When we talk about data accessibility, most of the time it’s in the “all for one, one for all” context. Everyone who wants access to the data to draw insights from them, can do so easily.
But we can also look at data accessibility in another way–accessibility in the sense of collecting all the data you want and having your whole company running analyses in real-time.
Leading growth product managers agree on one thing: set up your analytics as soon as you have users. But if you’re at an early-stage company, using up valuable engineering resources to build a robust in-house solution that allows easy data access for all may not be feasible. For the short-term, you can make do with a minimum viable analytics stack, gathering data through Google Analytics reports or by running scripts on a MySQL database.

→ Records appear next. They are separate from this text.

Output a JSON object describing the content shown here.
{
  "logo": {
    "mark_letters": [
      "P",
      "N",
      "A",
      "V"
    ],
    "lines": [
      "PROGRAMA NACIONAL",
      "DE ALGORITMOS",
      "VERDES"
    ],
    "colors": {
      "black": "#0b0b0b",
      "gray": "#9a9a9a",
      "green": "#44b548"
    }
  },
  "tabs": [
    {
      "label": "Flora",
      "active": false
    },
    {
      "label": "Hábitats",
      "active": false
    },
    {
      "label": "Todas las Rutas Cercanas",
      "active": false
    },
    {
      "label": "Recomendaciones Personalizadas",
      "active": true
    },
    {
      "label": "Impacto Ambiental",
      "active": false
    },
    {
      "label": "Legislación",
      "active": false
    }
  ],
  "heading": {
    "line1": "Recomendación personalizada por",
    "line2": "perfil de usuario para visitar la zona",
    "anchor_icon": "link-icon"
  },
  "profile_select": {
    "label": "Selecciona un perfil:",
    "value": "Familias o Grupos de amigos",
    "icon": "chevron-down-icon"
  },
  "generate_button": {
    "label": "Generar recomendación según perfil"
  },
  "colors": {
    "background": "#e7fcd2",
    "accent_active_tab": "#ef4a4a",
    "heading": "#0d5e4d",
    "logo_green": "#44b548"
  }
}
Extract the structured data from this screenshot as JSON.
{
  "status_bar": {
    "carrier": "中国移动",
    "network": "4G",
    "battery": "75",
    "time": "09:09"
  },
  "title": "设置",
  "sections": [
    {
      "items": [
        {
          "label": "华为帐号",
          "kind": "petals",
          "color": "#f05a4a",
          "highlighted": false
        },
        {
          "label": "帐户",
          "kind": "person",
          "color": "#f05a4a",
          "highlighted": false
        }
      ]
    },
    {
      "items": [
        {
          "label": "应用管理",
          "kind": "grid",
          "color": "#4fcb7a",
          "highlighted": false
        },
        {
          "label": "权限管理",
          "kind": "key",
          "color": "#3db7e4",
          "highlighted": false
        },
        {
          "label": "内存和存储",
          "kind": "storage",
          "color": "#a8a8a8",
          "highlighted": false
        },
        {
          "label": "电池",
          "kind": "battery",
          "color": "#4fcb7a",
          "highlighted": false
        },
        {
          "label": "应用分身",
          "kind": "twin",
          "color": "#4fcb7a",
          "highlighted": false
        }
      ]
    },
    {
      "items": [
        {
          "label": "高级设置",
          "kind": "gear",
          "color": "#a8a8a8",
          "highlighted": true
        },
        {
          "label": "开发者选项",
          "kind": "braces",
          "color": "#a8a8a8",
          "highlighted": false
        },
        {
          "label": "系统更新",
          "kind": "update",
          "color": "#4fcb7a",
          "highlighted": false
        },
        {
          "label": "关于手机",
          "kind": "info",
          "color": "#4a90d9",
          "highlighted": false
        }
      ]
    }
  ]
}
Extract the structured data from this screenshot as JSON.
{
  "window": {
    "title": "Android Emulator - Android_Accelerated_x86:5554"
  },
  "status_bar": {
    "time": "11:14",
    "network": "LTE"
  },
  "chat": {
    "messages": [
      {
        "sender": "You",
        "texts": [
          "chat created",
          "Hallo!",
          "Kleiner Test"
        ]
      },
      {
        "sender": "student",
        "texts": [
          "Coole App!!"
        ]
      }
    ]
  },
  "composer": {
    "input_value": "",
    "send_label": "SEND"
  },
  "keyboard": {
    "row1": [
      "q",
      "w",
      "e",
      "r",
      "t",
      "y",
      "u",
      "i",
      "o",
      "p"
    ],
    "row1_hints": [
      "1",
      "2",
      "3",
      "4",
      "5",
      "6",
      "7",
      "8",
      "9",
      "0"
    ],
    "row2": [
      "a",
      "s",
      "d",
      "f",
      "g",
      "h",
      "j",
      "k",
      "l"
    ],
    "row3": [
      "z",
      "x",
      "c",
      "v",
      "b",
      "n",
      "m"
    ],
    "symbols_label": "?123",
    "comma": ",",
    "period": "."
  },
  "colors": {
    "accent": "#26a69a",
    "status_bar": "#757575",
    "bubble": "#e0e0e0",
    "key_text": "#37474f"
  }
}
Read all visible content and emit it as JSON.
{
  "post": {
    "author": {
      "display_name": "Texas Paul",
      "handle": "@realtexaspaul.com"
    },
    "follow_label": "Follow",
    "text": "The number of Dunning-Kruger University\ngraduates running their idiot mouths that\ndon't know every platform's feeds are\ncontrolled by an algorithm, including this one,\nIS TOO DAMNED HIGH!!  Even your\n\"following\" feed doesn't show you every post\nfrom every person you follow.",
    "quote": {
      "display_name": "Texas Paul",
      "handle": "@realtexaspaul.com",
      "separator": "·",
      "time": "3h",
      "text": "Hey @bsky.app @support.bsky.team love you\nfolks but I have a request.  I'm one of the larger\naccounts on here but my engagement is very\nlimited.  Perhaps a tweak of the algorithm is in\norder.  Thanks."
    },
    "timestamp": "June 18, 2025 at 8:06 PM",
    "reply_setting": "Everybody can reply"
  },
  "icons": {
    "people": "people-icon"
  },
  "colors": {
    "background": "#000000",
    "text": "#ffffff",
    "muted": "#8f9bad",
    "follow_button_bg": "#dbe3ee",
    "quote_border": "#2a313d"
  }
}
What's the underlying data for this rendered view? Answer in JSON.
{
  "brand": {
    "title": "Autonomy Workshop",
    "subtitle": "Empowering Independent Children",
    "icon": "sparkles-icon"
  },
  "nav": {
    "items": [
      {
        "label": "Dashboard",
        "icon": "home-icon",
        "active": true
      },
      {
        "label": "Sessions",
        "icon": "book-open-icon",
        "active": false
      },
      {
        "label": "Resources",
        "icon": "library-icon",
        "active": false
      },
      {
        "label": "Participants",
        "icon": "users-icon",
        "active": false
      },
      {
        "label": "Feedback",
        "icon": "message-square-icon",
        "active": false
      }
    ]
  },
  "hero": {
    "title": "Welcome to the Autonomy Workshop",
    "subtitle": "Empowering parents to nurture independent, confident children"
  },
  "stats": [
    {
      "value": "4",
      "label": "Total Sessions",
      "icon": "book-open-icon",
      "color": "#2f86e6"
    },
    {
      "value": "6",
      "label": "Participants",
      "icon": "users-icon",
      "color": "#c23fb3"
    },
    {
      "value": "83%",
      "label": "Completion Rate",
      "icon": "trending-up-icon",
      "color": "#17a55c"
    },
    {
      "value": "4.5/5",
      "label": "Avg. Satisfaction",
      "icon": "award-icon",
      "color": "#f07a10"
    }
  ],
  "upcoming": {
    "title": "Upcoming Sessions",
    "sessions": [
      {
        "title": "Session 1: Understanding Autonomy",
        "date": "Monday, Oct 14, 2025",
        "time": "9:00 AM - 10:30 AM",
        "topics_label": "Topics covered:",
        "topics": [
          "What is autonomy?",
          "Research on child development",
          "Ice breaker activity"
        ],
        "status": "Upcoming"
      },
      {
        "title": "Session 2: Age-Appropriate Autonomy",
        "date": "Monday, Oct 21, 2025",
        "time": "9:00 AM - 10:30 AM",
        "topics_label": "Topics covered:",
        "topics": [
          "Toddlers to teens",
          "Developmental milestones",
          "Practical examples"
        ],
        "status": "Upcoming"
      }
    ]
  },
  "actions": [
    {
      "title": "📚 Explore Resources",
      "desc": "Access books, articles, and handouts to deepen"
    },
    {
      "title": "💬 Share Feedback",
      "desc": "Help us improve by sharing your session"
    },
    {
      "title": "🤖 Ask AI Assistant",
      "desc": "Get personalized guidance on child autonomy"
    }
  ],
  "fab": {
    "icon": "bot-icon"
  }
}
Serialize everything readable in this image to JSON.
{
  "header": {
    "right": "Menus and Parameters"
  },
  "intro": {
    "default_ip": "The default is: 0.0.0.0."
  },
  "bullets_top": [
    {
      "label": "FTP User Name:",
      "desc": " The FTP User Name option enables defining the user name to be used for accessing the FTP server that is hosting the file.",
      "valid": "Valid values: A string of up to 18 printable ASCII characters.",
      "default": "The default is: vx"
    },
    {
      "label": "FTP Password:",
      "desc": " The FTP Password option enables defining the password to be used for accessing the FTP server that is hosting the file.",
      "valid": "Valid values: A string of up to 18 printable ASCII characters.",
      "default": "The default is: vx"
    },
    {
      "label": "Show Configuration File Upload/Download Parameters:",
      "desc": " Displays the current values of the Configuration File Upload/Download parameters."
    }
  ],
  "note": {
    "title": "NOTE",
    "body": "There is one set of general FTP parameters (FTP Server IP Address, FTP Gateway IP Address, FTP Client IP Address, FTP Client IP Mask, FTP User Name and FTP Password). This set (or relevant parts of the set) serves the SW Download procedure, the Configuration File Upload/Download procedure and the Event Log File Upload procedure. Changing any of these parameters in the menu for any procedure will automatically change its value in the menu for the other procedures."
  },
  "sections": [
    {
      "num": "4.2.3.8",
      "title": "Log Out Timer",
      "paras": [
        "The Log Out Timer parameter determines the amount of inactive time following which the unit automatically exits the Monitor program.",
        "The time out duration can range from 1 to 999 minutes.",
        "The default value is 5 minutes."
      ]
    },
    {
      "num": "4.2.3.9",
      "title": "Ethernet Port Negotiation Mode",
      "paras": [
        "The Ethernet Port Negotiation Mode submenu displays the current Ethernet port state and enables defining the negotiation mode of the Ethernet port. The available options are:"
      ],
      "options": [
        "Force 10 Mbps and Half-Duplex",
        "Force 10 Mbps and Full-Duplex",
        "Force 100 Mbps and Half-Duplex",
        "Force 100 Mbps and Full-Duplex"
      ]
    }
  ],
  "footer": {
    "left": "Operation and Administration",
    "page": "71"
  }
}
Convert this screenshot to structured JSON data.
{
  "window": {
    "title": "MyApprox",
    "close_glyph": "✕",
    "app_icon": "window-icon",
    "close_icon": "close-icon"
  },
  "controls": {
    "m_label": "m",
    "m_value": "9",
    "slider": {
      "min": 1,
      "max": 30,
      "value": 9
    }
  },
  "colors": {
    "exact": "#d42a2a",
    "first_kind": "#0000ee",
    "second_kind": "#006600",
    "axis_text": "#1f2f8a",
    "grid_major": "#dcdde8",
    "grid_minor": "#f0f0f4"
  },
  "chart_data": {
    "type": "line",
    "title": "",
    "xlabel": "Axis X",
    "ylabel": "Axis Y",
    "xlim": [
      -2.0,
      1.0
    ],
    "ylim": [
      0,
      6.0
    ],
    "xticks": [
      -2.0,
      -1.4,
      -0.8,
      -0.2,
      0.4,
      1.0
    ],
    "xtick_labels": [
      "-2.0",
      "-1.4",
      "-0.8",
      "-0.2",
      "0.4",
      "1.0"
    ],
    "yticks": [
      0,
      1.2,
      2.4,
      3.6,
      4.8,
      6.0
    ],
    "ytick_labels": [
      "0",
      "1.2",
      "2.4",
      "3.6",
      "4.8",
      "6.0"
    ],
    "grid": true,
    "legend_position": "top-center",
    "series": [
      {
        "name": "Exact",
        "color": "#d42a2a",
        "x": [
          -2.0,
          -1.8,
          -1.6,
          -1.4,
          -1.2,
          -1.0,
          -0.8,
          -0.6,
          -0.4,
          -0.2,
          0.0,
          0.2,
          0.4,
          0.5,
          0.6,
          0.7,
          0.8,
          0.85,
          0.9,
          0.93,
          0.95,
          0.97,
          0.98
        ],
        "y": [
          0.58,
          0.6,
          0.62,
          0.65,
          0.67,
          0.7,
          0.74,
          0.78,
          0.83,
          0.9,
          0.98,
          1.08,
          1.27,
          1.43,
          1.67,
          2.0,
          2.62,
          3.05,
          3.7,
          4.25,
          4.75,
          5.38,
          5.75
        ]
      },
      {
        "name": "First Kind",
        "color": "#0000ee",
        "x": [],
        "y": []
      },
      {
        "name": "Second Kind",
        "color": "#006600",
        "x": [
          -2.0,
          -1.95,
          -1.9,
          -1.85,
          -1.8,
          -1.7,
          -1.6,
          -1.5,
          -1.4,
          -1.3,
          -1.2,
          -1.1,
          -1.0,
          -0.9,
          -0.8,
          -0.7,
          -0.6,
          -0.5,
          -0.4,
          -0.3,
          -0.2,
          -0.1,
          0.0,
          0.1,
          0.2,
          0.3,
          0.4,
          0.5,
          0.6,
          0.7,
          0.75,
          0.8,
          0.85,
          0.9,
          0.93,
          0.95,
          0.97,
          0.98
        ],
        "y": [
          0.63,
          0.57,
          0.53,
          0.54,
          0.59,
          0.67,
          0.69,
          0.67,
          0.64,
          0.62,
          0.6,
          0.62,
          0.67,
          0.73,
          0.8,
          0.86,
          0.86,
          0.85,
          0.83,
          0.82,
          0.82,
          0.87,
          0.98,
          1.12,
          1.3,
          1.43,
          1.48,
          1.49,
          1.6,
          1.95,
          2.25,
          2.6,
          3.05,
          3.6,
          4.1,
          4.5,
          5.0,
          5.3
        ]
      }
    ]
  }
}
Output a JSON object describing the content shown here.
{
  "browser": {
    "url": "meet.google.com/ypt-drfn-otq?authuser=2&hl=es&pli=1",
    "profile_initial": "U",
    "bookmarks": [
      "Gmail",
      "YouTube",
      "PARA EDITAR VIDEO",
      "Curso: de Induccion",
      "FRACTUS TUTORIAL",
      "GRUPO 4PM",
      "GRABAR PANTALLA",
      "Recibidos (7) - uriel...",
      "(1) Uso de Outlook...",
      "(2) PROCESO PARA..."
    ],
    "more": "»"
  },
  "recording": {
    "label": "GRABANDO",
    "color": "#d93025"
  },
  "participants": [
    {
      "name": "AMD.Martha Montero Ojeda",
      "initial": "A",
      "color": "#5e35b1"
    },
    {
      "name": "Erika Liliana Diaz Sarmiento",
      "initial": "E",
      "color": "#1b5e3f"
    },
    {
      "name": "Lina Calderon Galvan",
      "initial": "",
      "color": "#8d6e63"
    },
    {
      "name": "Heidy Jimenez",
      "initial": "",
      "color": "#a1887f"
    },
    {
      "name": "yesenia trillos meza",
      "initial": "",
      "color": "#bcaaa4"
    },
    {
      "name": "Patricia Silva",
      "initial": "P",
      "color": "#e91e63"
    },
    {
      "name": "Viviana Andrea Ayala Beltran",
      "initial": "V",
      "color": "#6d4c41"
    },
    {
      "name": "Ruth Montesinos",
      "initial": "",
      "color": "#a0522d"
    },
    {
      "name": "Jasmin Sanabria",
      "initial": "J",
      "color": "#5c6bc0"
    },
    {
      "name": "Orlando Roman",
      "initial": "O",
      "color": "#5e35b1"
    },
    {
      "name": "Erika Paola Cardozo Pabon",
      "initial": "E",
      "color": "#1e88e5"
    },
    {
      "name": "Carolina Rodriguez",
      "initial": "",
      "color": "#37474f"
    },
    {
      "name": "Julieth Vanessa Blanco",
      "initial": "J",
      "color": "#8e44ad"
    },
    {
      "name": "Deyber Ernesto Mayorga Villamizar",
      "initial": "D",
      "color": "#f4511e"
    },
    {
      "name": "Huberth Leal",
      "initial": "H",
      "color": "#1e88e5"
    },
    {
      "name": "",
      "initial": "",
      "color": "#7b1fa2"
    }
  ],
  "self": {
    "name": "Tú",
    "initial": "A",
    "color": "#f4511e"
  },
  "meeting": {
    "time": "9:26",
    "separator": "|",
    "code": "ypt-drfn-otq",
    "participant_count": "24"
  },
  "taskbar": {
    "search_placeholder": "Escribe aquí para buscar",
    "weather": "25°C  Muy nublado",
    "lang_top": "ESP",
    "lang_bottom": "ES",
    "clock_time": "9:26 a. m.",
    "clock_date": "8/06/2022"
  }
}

But what happens at that inflection point when your company experiences hyper-growth? When your active user count begins to grow exponentially?
More likely than not, you’ll reach the limits of your homegrown analytics infrastructure. Things will start to break and then you’re spending all your time putting out fires instead of building your product.
To create a data-informed culture early on in your company, it’s well worth the time and investment into a self-service analytics solution that allows data access for all. That doesn’t just mean a platform with an intuitive UI that everyone can use, it means looking at a solution from the lens of scalability.
Imagine you’re a member of the growth team of a promising (as all Silicon Valley startups are) social media app. It’s a late evening in SoMa. You have your email open. You keep hitting ‘Refresh,’ waiting for the one piece of information you need to finish your presentation to your CEO tomorrow. You want to know something seemingly straightforward: How many daily active users did the app have over the past 6 months in San Francisco versus San Jose? You asked the data science team for this information 3 days ago; they promised to get that information to you EOD. When the data finally does come in (indeed minutes before midnight), it’s rows and rows of numbers in a huge Excel spreadsheet, which you’ll be spending the next several hours turning into graphs to make sense of it.
This, despite popular belief, is not how data-informed companies function. Fareed Mosavat, Consumer Growth Product Manager of the popular grocery delivery app Instacart puts it best: “If you say you’re data-driven but everything has to go through an analyst, you’re not actually data-driven.”
We’ve mentioned before that data accessibility is one of the core tenets of being data-informed. In a company with a pervasive data culture, everyone has direct access to user data and can answer their own analytics questions. No more back and forth or bottlenecks to deal with. Instead of bugging the data science team, you’d be able to get the information you need yourself, in seconds.
In that sense, data accessibility truly unlocks your org’s potential. It allows you to:
- Move quickly.
- Focus on the product.
- Build a data-informed culture.